:: What you will do ::
Check each line of the records below and collect those that include the word "JSON".

:: Data for review ::
-- Opening Marker --
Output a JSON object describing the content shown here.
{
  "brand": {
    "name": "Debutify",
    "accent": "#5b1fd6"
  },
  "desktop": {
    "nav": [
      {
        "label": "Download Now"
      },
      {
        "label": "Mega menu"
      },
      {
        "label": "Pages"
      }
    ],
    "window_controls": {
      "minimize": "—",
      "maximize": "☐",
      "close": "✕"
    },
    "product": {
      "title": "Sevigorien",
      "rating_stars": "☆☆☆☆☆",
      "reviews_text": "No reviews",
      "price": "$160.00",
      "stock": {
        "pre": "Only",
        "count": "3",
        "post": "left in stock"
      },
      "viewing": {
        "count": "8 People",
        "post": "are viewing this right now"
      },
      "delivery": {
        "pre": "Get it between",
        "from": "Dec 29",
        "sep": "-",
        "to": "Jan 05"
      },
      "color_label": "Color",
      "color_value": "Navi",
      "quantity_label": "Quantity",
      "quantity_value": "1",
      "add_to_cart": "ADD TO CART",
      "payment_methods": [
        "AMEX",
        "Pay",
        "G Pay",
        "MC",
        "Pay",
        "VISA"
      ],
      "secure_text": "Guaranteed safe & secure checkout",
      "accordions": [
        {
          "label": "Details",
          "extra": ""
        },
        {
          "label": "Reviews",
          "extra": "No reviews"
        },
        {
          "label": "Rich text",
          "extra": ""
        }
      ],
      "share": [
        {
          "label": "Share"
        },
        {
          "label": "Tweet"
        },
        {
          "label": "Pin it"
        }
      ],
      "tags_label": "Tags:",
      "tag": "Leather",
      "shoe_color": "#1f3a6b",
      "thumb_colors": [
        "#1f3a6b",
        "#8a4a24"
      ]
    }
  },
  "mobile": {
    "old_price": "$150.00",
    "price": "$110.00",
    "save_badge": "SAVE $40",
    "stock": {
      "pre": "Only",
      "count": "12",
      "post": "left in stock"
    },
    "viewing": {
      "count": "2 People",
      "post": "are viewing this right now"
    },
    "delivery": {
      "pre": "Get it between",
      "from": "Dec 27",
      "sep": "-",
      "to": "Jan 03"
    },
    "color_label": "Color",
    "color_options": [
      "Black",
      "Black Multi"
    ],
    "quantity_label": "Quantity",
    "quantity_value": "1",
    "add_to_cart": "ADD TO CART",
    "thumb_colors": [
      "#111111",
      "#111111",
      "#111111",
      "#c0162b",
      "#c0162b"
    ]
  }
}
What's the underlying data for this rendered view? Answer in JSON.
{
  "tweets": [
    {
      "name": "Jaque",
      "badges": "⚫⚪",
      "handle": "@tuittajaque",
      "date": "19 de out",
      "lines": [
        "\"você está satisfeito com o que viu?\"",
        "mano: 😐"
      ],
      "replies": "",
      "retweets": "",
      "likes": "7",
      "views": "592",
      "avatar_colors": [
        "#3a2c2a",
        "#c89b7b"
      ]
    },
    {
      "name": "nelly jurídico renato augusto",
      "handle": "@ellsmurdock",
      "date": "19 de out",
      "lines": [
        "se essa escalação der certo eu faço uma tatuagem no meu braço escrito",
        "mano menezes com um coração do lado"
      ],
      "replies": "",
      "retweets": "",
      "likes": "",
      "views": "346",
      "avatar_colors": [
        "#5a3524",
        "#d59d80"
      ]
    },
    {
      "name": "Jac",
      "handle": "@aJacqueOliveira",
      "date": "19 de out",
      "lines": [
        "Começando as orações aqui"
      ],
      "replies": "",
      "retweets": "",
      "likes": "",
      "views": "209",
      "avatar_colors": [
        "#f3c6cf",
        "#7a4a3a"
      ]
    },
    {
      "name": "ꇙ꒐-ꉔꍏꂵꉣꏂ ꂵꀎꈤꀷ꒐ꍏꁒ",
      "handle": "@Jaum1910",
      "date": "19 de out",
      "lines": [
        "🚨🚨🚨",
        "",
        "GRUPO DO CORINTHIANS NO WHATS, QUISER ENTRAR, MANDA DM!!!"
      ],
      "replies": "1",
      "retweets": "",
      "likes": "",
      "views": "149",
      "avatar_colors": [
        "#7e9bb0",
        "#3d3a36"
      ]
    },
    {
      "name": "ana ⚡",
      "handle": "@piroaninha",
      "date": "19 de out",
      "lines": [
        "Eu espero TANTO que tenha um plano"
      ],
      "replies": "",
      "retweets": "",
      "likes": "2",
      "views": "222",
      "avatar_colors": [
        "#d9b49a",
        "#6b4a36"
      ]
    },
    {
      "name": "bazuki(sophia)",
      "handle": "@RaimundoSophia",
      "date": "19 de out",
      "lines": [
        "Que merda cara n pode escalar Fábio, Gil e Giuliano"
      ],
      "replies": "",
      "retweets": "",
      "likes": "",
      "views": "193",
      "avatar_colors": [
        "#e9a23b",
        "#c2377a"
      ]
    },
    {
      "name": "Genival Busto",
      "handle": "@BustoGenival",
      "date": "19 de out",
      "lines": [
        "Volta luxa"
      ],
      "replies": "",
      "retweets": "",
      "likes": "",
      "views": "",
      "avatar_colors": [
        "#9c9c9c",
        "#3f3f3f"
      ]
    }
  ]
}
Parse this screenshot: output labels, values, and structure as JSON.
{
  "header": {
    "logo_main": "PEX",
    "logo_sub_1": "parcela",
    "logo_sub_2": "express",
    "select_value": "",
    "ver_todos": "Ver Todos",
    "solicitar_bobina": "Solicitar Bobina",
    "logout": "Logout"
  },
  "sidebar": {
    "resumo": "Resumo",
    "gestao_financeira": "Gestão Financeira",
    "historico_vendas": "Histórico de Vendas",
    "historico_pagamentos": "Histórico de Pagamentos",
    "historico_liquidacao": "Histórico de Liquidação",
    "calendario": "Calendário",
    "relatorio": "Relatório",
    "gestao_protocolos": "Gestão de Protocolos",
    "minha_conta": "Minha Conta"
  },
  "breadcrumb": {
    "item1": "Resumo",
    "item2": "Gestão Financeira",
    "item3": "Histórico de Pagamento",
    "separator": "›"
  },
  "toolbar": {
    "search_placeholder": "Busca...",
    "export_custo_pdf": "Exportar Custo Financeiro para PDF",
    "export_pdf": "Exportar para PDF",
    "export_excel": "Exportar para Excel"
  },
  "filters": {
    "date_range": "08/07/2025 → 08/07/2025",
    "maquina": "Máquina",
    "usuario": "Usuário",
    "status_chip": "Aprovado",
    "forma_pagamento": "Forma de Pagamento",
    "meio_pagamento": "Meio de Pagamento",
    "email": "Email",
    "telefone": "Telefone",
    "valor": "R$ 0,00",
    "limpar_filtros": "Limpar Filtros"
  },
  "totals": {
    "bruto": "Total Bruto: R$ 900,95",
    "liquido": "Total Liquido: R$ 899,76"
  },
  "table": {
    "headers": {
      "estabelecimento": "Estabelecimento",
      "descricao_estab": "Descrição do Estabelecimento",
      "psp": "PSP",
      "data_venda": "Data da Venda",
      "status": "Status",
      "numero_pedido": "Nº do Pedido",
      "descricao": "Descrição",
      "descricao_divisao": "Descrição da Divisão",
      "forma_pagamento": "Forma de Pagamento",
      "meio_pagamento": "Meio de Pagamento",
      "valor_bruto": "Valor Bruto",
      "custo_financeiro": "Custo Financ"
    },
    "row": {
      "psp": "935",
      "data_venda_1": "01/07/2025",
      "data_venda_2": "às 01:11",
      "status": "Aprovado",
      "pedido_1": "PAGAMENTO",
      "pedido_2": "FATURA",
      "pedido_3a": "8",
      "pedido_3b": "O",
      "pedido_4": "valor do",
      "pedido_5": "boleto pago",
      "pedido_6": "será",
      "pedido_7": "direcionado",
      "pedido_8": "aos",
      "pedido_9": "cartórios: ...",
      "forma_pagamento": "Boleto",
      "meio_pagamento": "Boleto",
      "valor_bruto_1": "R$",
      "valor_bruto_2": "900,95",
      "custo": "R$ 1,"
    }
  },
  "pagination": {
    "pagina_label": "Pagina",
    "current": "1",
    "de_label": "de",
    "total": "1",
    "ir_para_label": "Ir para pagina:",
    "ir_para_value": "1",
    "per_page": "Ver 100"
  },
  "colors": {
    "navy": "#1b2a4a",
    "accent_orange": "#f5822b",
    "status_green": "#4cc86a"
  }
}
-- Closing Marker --
:: Exercise solution ::
Output a JSON object describing the content shown here.
What's the underlying data for this rendered view? Answer in JSON.
Parse this screenshot: output labels, values, and structure as JSON.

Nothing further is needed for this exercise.